Bill would give parents more power over low-performing schools

Capital News Service
LANSING– Parents whose children go to a low-achieving public school would have a chance to redesign its administration under a proposal by Sen. David Robertson, R-Grand Blanc. Currently, “priority schools” that perform in the bottom 5 percent as identified by the Department of Education are required to implement one of four intervention measures under the the state School Reform Office. The intervention measures are progressively severe, according to the department: transformational, in which the principal is replaced and comprehensive reform strategies are implemented; turnaround, in which the principal and 50 percent of the school’s staff are replaced, a new governance structure is adopted and new or revised reform strategies are implemented; restart, in which the school closes and reopens as a charter; and closure, in which students move to a high-achieving school in the same district. Parents whose children attend such a school and want to convert it would have to file a petition with signatures of 60 percent of parents, or 51 percent of parents plus 60 percent of teachers.
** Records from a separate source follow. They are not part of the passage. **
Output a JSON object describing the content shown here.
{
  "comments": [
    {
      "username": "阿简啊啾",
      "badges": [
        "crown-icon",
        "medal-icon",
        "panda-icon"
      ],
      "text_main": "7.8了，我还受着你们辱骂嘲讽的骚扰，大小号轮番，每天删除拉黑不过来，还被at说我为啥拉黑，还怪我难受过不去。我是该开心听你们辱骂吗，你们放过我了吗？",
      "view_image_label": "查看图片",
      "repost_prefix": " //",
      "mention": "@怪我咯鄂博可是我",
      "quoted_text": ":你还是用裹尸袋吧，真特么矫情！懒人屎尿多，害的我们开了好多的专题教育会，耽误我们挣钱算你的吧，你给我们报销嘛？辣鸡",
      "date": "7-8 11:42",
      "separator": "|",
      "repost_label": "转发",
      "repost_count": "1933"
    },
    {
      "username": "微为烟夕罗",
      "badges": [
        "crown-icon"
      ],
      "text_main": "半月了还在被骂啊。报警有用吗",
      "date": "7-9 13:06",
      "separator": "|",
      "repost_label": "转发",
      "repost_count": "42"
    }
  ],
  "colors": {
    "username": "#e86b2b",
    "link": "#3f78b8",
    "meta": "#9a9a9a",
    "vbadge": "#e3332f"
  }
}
At the same time, they must submit an application with the plan they would use to convert their school.